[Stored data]
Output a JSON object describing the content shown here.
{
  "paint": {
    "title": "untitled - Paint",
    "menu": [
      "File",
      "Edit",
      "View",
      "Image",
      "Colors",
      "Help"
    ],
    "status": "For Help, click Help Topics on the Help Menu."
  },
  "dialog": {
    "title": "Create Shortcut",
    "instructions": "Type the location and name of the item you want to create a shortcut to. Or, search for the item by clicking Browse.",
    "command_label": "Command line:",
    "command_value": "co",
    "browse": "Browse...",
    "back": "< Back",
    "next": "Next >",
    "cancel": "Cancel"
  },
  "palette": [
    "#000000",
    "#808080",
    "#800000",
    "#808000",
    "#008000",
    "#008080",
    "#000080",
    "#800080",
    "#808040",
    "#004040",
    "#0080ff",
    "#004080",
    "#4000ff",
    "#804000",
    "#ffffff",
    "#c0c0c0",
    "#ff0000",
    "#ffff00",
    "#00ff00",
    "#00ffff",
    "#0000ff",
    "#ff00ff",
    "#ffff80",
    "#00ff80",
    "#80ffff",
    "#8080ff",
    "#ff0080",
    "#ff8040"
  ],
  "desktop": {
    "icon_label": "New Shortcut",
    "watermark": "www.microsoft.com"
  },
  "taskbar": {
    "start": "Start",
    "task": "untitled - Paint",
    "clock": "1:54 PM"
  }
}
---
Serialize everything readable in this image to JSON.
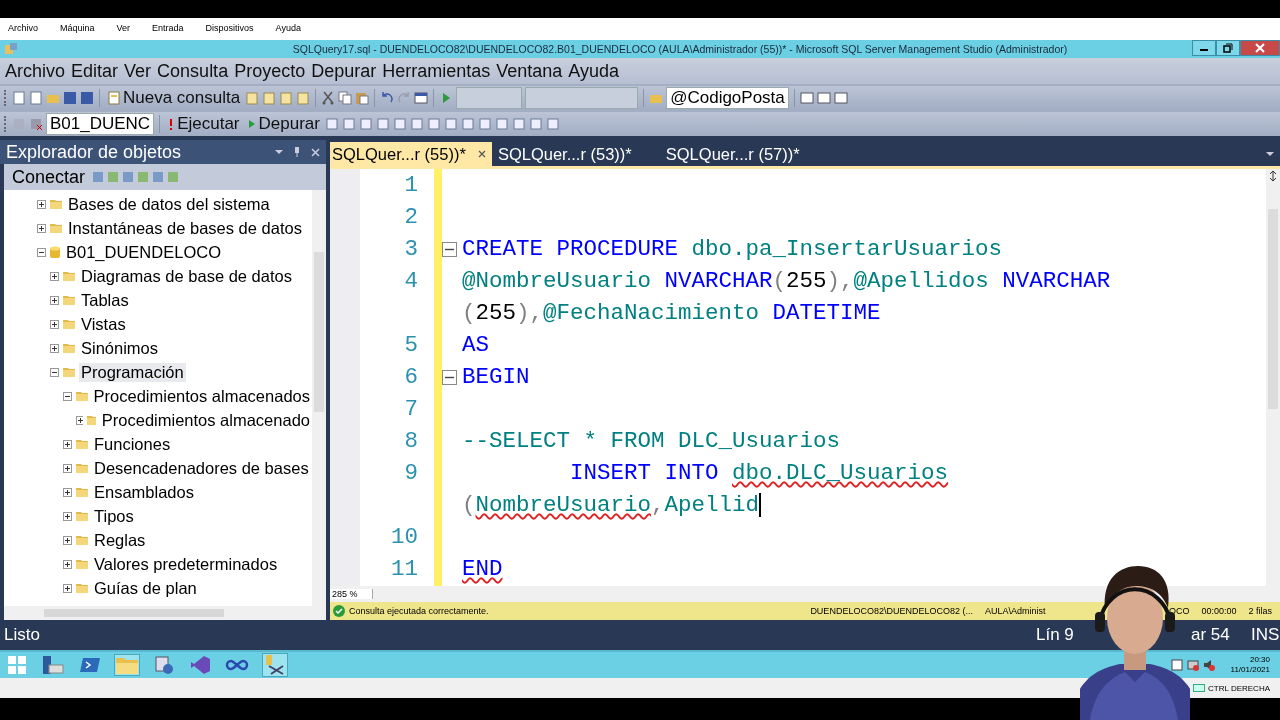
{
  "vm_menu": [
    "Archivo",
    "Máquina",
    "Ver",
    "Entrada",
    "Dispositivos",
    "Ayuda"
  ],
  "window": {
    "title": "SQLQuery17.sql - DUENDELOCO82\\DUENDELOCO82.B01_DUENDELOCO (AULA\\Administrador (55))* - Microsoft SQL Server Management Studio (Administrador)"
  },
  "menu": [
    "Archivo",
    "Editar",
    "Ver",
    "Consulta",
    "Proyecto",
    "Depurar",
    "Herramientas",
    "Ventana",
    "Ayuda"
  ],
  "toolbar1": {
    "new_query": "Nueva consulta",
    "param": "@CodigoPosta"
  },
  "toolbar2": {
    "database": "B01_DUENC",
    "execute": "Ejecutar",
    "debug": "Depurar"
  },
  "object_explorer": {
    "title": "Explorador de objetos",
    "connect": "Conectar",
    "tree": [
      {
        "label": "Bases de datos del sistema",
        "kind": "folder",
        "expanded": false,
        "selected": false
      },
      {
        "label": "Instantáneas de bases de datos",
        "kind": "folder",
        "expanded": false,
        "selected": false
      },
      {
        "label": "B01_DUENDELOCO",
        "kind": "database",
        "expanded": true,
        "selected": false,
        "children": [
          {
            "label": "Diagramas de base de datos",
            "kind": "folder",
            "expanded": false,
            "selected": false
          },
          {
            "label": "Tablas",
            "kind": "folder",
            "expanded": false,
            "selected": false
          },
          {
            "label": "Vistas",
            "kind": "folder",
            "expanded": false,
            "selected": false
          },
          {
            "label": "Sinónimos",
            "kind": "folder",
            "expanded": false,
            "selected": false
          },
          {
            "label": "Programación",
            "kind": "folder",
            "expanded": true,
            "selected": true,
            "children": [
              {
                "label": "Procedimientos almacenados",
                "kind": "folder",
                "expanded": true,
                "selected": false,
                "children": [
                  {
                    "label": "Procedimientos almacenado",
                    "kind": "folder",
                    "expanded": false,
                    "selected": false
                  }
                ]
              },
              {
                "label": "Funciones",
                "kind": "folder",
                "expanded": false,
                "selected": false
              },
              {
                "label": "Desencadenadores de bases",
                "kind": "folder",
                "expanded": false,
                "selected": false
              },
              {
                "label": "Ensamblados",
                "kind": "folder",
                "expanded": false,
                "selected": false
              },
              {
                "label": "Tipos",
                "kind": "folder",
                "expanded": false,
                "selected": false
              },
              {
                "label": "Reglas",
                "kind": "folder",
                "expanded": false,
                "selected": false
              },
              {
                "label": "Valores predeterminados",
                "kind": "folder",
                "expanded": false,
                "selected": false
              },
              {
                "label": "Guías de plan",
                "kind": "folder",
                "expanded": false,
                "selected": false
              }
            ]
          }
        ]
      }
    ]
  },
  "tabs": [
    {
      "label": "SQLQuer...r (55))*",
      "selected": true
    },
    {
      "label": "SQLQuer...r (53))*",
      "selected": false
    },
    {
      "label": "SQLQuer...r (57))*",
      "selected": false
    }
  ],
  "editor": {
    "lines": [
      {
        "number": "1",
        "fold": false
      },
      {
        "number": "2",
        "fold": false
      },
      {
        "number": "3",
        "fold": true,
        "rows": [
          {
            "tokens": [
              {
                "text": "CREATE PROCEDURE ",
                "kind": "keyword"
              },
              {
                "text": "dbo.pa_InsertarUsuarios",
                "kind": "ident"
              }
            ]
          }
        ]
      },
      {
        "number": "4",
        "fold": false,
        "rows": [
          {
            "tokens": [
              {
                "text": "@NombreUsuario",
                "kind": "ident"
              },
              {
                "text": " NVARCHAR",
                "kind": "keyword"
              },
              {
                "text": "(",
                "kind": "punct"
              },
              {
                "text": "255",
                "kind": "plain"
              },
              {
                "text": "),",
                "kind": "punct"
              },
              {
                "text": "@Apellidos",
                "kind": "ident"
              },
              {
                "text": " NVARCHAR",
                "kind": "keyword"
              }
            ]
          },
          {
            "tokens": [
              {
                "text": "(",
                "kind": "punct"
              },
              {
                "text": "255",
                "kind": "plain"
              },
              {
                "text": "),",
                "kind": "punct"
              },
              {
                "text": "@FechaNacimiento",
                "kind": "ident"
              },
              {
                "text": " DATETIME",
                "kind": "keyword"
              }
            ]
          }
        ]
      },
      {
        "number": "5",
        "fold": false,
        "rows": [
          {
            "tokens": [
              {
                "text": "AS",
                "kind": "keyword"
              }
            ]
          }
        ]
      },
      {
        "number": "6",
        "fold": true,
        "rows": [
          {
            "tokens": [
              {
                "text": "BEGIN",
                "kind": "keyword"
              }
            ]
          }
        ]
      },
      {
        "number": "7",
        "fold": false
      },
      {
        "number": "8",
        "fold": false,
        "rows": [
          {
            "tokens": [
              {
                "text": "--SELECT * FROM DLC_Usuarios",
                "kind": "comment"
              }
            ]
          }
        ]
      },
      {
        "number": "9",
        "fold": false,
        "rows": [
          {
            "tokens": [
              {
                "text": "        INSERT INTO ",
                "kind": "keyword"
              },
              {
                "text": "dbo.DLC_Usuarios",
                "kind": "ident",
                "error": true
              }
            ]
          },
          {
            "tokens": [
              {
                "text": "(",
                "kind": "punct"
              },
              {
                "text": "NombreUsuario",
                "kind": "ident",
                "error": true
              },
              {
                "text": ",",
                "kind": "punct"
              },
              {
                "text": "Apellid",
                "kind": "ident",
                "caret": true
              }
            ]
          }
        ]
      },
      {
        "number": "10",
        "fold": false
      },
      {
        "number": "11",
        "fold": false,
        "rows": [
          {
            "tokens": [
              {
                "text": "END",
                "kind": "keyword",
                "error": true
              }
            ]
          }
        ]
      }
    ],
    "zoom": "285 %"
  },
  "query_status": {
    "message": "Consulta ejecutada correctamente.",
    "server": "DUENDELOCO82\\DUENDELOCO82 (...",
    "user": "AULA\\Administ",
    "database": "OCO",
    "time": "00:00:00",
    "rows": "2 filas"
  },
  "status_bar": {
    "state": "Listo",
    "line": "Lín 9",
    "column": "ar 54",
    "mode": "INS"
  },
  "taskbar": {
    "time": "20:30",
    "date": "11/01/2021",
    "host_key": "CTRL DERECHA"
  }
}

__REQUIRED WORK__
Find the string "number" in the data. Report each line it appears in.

__SOLUTION FOR THIS PROBLEM__
        "number": "1",
        "number": "2",
        "number": "3",
        "number": "4",
        "number": "5",
        "number": "6",
        "number": "7",
        "number": "8",
        "number": "9",
        "number": "10",
        "number": "11",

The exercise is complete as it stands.